Actor Christopher Reeve died of an infection resulting from a pressure ulcer, commonly known as a bedsore, following years of paralysis. While bedsores do not commonly cause death, they affect an estimated 2.5 million Americans each year and often become difficult to treat. Now, engineers at UC Berkeley are developing a new “smart bandage” that uses electrical currents to detect early tissue damage from bedsores before they become visible — and while recovery is still possible.

"We are beginning a small clinical trial at UCSF," Dr. Michel Maharbiz, associate professor of electrical engineering and computer sciences at UC Berkeley, told Medical Daily. If all goes well, then, smart bandages may soon be available for use.

Bedsores, which are injuries to the skin and underlying tissue, develop most often on skin that covers bony areas of the body, such as the hips and tailbone. People at risk for these pressure ulcers are those who are confined to a bed or, like Reeve, people with medical conditions requiring use of a wheelchair. The increasing prevalence of diabetes and obesity has increased the risk for bedsores, which can develop quickly and cause considerable pain and expense.

The odds of a hospital patient dying are nearly three times higher when they have pressure ulcers, according to some research.

“By the time you see signs of a bedsore on the surface of the skin, it's usually too late,” Dr. Michael Harrison, a professor of surgery at UCSF and a co-author of the new study, said in a press statement.

Beneath the Surface

"My group had been considering ideas for monitoring the state of wounds (and maybe eventually affect wound healing) using technology for a few years," Maharbiz told Medical Daily.

As leader of the research project, he envisioned a bandage that could detect bedsores as they are forming below the surface of the skin. To accomplish this, the research team thought about the electrical changes that occur whenever a healthy cell begins to die. Normally, a cell's membrane is relatively impermeable and acts essentially like an insulator to the cell's conductive contents. However, as a cell starts to die, the integrity of its walls also begin to break down, allowing electrical signals to leak out as they would from a broken resistor.

Based on this model, the researchers began the creation of a smart bandage by printing an array of electrodes onto a thin, flexible film.

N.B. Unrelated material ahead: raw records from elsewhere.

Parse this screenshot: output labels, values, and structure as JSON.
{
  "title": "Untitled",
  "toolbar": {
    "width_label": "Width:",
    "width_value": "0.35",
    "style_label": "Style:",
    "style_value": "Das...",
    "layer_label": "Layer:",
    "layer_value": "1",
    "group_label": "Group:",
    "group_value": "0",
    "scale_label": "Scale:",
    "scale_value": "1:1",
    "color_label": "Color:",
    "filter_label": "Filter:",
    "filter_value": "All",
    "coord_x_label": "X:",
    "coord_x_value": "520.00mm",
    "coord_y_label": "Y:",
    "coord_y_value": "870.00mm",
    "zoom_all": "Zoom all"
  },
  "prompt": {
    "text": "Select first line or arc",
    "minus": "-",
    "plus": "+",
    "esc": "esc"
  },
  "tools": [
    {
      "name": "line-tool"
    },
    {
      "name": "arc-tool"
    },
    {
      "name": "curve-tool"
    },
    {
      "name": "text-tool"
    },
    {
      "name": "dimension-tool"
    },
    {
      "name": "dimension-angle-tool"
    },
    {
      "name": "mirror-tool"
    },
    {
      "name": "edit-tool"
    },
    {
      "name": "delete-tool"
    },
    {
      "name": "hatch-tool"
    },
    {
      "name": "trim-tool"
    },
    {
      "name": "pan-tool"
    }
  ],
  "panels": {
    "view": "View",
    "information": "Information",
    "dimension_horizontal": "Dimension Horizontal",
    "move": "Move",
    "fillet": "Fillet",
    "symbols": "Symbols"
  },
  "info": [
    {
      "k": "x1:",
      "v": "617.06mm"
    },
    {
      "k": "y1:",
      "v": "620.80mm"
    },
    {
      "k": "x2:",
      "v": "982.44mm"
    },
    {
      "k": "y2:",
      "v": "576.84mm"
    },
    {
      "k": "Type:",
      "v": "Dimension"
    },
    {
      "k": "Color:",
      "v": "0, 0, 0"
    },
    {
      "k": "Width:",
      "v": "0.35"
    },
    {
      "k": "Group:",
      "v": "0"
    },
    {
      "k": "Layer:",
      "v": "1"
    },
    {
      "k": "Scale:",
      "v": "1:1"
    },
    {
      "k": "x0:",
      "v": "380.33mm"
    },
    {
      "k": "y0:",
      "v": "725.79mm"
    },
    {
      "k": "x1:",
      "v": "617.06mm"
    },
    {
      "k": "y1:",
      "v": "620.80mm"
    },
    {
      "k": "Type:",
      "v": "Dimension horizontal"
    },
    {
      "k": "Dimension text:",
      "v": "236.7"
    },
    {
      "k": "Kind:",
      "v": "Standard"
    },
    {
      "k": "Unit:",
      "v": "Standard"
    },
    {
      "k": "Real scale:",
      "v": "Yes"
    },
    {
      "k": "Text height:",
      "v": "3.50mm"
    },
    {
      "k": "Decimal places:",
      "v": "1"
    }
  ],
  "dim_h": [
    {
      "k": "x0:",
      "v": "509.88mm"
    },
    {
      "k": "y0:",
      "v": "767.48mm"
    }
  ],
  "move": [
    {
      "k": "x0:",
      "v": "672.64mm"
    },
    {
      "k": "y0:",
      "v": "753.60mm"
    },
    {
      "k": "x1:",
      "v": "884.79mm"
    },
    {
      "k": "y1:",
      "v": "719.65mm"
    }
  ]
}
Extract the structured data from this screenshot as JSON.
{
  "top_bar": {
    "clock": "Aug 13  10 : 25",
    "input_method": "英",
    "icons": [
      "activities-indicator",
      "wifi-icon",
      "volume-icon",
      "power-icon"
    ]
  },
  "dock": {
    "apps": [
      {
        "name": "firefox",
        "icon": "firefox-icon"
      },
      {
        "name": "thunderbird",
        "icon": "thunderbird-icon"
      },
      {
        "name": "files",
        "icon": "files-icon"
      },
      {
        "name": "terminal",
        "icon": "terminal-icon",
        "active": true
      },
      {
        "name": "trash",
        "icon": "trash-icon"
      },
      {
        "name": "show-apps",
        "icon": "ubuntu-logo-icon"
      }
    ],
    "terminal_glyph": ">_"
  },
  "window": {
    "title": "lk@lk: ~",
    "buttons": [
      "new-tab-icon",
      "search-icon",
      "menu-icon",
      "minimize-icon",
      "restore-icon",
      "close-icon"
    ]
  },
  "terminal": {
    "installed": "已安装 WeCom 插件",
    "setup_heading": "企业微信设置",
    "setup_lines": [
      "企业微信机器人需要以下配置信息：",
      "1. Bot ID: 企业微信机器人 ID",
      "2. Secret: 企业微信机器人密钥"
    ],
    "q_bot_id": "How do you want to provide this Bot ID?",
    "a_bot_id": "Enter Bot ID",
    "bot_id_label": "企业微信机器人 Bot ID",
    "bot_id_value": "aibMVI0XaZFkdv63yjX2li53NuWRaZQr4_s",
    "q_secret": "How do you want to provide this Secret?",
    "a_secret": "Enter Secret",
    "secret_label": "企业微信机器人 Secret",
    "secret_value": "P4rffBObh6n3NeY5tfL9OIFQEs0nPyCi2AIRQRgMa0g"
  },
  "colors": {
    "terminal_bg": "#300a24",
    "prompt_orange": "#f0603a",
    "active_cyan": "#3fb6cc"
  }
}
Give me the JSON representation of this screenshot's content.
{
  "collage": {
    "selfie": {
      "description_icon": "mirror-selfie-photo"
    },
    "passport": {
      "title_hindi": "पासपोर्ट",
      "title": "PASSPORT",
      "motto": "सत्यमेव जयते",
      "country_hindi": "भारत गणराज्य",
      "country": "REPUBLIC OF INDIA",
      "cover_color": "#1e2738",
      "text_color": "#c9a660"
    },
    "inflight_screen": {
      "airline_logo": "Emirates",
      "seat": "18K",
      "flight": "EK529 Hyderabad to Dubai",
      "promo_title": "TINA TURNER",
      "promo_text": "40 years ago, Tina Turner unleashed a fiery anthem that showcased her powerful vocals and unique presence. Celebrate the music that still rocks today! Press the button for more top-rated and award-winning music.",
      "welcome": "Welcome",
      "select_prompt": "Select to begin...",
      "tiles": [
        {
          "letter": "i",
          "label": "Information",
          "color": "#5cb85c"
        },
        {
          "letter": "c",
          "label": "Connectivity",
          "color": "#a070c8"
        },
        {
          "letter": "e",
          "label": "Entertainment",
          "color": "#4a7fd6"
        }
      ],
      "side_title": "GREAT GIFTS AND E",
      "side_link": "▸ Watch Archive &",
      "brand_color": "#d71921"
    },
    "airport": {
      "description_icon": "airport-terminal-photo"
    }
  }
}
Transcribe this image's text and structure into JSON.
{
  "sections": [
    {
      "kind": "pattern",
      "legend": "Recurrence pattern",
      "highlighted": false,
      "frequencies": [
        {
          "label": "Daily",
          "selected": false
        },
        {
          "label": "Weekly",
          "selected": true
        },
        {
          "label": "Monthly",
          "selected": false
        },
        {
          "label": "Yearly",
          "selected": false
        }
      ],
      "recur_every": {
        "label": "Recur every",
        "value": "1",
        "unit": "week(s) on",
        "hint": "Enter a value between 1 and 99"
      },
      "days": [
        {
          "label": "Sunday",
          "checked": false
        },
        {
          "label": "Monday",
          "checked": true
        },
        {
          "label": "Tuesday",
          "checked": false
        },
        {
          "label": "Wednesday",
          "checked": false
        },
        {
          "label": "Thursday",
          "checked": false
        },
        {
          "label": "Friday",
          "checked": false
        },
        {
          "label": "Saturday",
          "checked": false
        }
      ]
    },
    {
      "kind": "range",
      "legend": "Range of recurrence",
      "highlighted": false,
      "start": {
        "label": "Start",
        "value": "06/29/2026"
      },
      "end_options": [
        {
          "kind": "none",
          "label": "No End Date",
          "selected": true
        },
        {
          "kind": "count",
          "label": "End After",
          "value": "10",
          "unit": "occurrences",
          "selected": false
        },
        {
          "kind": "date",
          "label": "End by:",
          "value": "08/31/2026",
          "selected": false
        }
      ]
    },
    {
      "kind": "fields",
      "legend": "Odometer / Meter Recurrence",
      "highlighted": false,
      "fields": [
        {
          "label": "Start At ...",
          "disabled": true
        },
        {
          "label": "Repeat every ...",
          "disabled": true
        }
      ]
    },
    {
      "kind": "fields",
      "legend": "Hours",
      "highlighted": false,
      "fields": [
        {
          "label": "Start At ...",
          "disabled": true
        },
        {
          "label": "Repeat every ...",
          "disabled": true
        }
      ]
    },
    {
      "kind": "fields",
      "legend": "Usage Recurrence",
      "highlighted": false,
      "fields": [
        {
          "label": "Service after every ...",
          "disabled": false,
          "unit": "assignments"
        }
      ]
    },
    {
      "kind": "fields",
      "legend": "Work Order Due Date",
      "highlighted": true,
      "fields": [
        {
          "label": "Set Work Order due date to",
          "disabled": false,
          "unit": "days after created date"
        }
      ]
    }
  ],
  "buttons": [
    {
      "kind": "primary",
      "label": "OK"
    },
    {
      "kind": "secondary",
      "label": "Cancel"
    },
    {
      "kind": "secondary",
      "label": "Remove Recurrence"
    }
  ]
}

They found that a small current discharged between the electrodes would create a spatial map of any underlying tissue based upon electricity flows at different frequencies. (This technique involved impedance spectroscopy.)

To test their new bandage, the researchers needed a test subject, so they gently squeezed the bare skin of rats between two magnets as a way to mimic a pressure wound. After removing the magnets, resumption of normal blood flow caused inflammation and damage that accelerated cell death in the rats. Next, the researchers attached the non-invasive "smart bandage" to the skin of the injured rats. With consistency, the bandage was able to detect varying degrees of tissue damage, invisible to the human eye, across multiple animals and tracked the progress of the wounds.

For more information, watch the UC Berkeley video below:

Source: Swisher SL, Lin MC, Liao A, et al. Impedance sensing device enables early detection of pressure ulcers in vivo. Nature Communications. 2015.